The syndrome develops in response to a three-stage cycle found in domestic violence situations. First, tension builds in the relationship. Second, the abusive partner releases tension via violence while blaming the victim for having caused the violence. Third, the violent partner makes gestures of contrition. However, the partner does not find solutions to avoid another phase of tension building and release so the cycle repeats. The repetition of the violence despite the abuser’s attempts to “make nice” results in the abused partner feeling at fault for not preventing a repeat cycle of violence. However, since the victim is not at fault and the violence is internally driven by the abuser’s need to control, this self-blame results in feelings of helplessness rather than empowerment. The feeling of being both responsible for and helpless to stop the violence leads in turn to depression and passivity. This learned depression and passivity makes it difficult for the abused partner to marshal the resources and support system needed to leave.[7]” (Source: Wikipedia)

This is how the military conditions you to see the world, except the military no longer physically beats the troops. They can accomplish the same result without leaving a physical mark by yelling, threatening, publicly shaming, imprisoning you, giving you horrible duties and paper work. If all else fails they can send you to remedial military training.

The end result is that you’ll feel guilty for breaking meaningless rules, and you’ll attack anyone else you see breaking meaningless rules. And any time anyone criticizes your masters or their agenda you’ll defend them to the death oblivious to the fact that you’re defending your abuser and attacking anyone who tries to free you from the abuser who has manipulated you into celebrating and defending your own oppression.

Note: The author of this blog received an honorable discharge after 7 years enlisted service in the U.S. Air Force.

If you liked or hated this blog you’ll probably feel the same way about these:

The Reality of the United States Military (E-book containing the following blogs)

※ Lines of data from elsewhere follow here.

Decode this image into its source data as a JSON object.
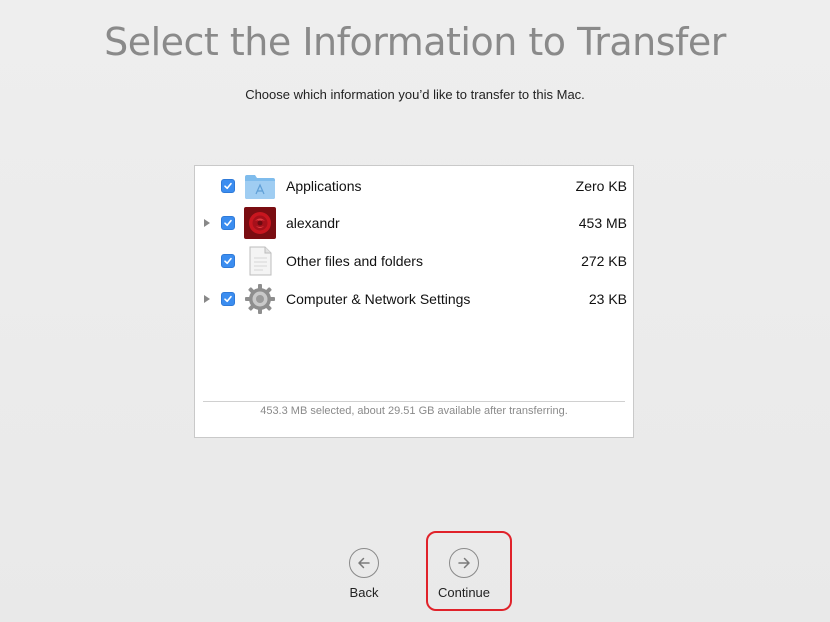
{
  "header": {
    "title": "Select the Information to Transfer",
    "subtitle": "Choose which information you’d like to transfer to this Mac."
  },
  "items": [
    {
      "label": "Applications",
      "size": "Zero KB",
      "checked": true,
      "expandable": false,
      "icon": "applications-folder-icon"
    },
    {
      "label": "alexandr",
      "size": "453 MB",
      "checked": true,
      "expandable": true,
      "icon": "user-avatar-rose-icon"
    },
    {
      "label": "Other files and folders",
      "size": "272 KB",
      "checked": true,
      "expandable": false,
      "icon": "document-icon"
    },
    {
      "label": "Computer & Network Settings",
      "size": "23 KB",
      "checked": true,
      "expandable": true,
      "icon": "gear-icon"
    }
  ],
  "summary": "453.3 MB selected, about 29.51 GB available after transferring.",
  "nav": {
    "back_label": "Back",
    "continue_label": "Continue"
  },
  "colors": {
    "checkbox": "#3b8df0",
    "highlight": "#e0222a",
    "title": "#8a8a8a"
  }
}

american soldiers aren’t heroes, they’re victims
you can support the ucmj or the troops but not both
parallels between the stanford prison experiment and student leaders in military tech school
objectively quantifying the heroism of the troops
an overdue critique of the military caste system
the military is a cult
State of the Troops Address on the 10th Anniversary of September 11th